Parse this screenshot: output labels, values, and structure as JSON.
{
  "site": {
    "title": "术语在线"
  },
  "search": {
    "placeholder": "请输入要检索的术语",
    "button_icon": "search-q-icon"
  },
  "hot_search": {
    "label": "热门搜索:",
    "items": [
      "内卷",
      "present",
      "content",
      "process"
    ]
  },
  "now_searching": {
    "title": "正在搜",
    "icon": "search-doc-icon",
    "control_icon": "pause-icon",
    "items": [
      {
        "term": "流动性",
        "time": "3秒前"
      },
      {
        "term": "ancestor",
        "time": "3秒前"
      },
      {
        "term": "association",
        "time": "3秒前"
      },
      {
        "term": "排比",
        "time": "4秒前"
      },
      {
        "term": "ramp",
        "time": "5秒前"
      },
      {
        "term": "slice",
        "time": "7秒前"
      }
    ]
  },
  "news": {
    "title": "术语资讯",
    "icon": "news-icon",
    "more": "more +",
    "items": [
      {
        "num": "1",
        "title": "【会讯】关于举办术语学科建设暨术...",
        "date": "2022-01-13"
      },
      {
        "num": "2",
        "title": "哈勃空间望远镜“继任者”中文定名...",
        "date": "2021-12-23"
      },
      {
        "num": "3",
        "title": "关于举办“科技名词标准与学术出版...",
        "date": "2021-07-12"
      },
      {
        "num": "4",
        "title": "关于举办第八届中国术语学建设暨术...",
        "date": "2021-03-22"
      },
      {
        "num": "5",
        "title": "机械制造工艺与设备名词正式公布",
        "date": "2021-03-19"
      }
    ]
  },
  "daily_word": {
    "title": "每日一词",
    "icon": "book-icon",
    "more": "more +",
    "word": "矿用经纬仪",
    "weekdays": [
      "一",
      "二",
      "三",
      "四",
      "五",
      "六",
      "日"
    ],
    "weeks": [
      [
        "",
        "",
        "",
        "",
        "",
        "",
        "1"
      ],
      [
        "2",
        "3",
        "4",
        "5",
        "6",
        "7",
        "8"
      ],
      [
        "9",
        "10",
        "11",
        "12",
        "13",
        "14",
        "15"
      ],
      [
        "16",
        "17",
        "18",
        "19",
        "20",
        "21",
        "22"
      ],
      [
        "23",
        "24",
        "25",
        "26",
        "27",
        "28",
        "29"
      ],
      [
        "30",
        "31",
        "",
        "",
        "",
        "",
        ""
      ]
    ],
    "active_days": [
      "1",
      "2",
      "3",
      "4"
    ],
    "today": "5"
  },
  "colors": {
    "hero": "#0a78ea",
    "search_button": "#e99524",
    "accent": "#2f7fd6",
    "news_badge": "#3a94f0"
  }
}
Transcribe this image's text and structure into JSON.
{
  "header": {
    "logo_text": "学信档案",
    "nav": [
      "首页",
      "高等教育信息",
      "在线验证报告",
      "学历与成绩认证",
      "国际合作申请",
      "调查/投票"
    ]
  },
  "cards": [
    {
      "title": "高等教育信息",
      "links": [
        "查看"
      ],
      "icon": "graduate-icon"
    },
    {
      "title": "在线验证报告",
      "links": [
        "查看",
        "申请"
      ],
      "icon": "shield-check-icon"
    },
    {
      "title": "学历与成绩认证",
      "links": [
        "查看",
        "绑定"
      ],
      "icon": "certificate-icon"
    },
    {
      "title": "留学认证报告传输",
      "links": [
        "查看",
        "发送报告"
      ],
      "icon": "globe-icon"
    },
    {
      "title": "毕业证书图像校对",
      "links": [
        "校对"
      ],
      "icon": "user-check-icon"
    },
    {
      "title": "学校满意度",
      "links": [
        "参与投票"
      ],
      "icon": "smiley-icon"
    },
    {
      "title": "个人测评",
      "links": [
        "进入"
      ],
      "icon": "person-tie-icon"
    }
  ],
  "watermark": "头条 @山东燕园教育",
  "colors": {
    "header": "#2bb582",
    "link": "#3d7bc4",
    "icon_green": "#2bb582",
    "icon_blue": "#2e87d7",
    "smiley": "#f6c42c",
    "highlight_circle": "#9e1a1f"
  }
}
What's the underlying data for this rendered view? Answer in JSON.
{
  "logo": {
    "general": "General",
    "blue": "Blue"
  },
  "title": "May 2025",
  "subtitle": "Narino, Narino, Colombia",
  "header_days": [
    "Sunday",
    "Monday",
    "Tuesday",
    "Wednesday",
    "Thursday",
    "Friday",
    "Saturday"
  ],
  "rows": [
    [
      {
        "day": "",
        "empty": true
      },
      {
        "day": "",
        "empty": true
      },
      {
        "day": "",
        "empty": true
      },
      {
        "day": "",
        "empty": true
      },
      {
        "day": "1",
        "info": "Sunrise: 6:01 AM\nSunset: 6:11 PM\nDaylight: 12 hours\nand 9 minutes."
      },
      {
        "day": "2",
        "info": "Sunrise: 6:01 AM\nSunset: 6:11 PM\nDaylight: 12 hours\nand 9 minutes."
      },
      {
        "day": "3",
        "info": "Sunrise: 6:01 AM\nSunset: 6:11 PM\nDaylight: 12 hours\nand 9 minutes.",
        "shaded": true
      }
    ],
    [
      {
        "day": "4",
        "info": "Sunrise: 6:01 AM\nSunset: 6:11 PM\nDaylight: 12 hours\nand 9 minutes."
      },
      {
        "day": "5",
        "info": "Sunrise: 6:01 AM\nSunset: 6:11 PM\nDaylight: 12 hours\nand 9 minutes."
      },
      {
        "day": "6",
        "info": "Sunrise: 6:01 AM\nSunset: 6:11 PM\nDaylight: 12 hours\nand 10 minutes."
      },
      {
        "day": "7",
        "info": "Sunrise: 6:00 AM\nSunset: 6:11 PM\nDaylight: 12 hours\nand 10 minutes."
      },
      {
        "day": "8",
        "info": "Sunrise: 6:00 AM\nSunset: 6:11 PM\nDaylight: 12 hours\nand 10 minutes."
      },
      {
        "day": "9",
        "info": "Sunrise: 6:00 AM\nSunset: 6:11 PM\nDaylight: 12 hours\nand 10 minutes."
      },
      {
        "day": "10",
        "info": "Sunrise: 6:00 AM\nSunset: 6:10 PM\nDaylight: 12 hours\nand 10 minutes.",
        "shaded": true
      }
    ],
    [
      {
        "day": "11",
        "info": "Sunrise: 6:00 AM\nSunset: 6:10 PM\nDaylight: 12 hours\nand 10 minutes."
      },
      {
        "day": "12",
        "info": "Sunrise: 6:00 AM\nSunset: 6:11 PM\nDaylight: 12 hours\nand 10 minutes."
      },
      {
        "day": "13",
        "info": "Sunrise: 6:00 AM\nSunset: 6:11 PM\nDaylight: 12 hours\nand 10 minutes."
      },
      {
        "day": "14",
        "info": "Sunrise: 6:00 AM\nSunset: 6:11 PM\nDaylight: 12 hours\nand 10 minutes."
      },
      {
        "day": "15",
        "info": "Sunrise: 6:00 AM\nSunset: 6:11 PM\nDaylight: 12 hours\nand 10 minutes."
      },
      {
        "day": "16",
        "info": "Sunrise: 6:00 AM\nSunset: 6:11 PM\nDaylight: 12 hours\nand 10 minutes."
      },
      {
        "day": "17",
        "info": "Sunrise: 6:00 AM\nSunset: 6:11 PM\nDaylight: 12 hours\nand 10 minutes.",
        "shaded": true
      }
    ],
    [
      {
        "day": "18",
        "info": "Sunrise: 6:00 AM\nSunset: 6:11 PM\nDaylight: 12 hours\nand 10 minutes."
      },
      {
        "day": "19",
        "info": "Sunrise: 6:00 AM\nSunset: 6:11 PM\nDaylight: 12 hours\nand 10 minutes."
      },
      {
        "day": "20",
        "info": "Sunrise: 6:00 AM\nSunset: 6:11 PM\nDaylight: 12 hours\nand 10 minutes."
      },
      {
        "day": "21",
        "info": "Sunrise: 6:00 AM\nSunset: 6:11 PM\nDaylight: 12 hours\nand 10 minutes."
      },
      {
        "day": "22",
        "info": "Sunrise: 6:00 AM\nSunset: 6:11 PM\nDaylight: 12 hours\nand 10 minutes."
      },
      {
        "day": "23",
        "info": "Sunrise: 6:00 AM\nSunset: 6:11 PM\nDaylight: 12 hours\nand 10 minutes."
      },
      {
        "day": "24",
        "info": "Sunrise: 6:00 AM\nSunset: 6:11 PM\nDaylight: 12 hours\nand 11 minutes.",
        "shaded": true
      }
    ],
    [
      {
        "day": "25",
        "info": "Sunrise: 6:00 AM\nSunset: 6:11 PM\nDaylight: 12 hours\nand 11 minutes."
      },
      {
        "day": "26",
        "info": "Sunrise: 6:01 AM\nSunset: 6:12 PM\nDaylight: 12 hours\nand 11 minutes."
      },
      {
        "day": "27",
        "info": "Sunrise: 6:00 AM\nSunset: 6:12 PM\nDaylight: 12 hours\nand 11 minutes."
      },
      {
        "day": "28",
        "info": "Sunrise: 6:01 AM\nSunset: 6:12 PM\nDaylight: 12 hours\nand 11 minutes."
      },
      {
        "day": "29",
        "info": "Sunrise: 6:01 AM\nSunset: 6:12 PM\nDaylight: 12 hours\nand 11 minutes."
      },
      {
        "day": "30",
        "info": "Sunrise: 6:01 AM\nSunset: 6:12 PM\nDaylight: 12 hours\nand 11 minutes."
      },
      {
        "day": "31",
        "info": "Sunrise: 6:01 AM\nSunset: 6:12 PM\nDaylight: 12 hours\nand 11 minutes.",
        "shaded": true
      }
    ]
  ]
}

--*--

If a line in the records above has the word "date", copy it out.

Solved exercise —
        "date": "2022-01-13"
        "date": "2021-12-23"
        "date": "2021-07-12"
        "date": "2021-03-22"
        "date": "2021-03-19"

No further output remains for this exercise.